--- START ---

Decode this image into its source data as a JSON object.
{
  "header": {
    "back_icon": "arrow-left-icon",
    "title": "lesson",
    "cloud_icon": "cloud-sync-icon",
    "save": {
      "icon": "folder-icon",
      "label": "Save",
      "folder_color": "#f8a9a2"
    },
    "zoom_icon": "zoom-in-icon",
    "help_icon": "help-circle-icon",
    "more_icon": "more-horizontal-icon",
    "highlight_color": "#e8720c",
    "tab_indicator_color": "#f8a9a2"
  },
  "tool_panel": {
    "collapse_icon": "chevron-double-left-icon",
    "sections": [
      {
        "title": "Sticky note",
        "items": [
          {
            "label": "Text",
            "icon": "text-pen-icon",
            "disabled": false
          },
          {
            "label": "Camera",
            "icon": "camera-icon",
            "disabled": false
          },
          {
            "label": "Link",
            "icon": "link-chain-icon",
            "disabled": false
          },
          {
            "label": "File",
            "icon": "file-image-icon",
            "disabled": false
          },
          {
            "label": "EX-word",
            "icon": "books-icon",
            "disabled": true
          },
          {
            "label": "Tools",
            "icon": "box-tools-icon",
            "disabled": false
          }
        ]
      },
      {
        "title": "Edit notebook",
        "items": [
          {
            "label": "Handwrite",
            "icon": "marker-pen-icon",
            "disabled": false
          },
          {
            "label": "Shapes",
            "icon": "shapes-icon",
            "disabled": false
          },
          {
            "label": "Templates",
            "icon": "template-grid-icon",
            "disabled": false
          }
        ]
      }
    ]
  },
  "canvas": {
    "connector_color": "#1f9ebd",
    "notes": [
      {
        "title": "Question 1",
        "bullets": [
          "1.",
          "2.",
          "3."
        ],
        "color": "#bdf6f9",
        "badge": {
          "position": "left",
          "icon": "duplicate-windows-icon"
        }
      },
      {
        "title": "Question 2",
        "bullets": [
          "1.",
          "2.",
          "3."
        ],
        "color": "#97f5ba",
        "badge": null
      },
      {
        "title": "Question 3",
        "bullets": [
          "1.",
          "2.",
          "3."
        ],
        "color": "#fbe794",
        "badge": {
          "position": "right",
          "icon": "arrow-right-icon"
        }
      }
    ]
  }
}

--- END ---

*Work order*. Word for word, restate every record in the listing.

*Answer box*.
Decode this image into its source data as a JSON object.
{
  "header": {
    "back_icon": "arrow-left-icon",
    "title": "lesson",
    "cloud_icon": "cloud-sync-icon",
    "save": {
      "icon": "folder-icon",
      "label": "Save",
      "folder_color": "#f8a9a2"
    },
    "zoom_icon": "zoom-in-icon",
    "help_icon": "help-circle-icon",
    "more_icon": "more-horizontal-icon",
    "highlight_color": "#e8720c",
    "tab_indicator_color": "#f8a9a2"
  },
  "tool_panel": {
    "collapse_icon": "chevron-double-left-icon",
    "sections": [
      {
        "title": "Sticky note",
        "items": [
          {
            "label": "Text",
            "icon": "text-pen-icon",
            "disabled": false
          },
          {
            "label": "Camera",
            "icon": "camera-icon",
            "disabled": false
          },
          {
            "label": "Link",
            "icon": "link-chain-icon",
            "disabled": false
          },
          {
            "label": "File",
            "icon": "file-image-icon",
            "disabled": false
          },
          {
            "label": "EX-word",
            "icon": "books-icon",
            "disabled": true
          },
          {
            "label": "Tools",
            "icon": "box-tools-icon",
            "disabled": false
          }
        ]
      },
      {
        "title": "Edit notebook",
        "items": [
          {
            "label": "Handwrite",
            "icon": "marker-pen-icon",
            "disabled": false
          },
          {
            "label": "Shapes",
            "icon": "shapes-icon",
            "disabled": false
          },
          {
            "label": "Templates",
            "icon": "template-grid-icon",
            "disabled": false
          }
        ]
      }
    ]
  },
  "canvas": {
    "connector_color": "#1f9ebd",
    "notes": [
      {
        "title": "Question 1",
        "bullets": [
          "1.",
          "2.",
          "3."
        ],
        "color": "#bdf6f9",
        "badge": {
          "position": "left",
          "icon": "duplicate-windows-icon"
        }
      },
      {
        "title": "Question 2",
        "bullets": [
          "1.",
          "2.",
          "3."
        ],
        "color": "#97f5ba",
        "badge": null
      },
      {
        "title": "Question 3",
        "bullets": [
          "1.",
          "2.",
          "3."
        ],
        "color": "#fbe794",
        "badge": {
          "position": "right",
          "icon": "arrow-right-icon"
        }
      }
    ]
  }
}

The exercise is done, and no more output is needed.